By registering, you will also enjoy limited access to Premium articles, exclusive newsletters, commenting, and virtual events with our leading journalists

Please enter a valid email
Please enter a valid email
Must be at least 6 characters, include an upper and lower case character and a number
Must be at least 6 characters, include an upper and lower case character and a number
Must be at least 6 characters, include an upper and lower case character and a number
Please enter your first name
Special characters aren’t allowed
Please enter a name between 1 and 40 characters
Please enter your last name
Special characters aren’t allowed
Please enter a name between 1 and 40 characters
You must be over 18 years old to register
You must be over 18 years old to register
Opt-out-policy
You can opt-out at any time by signing in to your account to manage your preferences. Each email has a link to unsubscribe.
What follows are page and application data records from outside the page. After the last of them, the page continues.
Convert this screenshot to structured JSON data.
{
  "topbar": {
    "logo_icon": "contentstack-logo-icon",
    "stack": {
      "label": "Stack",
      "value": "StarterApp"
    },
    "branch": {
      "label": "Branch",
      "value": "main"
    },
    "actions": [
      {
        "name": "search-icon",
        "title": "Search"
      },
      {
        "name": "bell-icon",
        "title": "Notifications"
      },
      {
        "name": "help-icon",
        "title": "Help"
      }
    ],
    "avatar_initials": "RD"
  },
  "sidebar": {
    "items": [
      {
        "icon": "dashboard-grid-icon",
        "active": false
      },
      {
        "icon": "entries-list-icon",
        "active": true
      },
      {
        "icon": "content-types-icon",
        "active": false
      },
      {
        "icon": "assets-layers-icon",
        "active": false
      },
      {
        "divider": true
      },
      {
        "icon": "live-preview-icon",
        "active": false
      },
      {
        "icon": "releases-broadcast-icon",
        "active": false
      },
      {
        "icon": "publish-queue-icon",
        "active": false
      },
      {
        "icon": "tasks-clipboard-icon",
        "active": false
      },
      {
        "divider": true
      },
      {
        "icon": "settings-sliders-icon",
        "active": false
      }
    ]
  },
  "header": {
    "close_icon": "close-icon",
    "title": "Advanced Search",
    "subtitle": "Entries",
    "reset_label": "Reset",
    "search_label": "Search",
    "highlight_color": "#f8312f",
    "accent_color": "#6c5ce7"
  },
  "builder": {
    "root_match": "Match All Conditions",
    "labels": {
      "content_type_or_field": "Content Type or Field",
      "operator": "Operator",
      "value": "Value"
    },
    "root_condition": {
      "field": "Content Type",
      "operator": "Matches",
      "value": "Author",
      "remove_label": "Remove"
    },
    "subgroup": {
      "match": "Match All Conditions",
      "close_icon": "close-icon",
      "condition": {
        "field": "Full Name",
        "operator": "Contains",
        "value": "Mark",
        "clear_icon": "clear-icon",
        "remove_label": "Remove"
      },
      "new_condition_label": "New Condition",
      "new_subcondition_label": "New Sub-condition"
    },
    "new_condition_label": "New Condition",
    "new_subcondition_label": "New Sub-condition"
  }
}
By clicking ‘Create my account’ you confirm that your data has been entered correctly and you have read and agree to our Terms of use, Cookie policy and Privacy notice.

This site is protected by reCAPTCHA and the Google Privacy policy and Terms of service apply.

Already have an account? sign in

By clicking ‘Register’ you confirm that your data has been entered correctly and you have read and agree to our Terms of use, Cookie policy and Privacy notice.

This site is protected by reCAPTCHA and the Google Privacy policy and Terms of service apply.

Register for free to continue reading

Registration is a free and easy way to support our truly independent journalism

By registering, you will also enjoy limited access to Premium articles, exclusive newsletters, commenting, and virtual events with our leading journalists

Already have an account? sign in

By clicking ‘Register’ you confirm that your data has been entered correctly and you have read and agree to our Terms of use, Cookie policy and Privacy notice.

This site is protected by reCAPTCHA and the Google Privacy policy and Terms of service apply.

Join our new commenting forum

Join thought-provoking conversations, follow other Independent readers and see their replies

Comments

Thank you for registering

Please refresh the page or navigate to another page on the site to be automatically logged inPlease refresh your browser to be logged in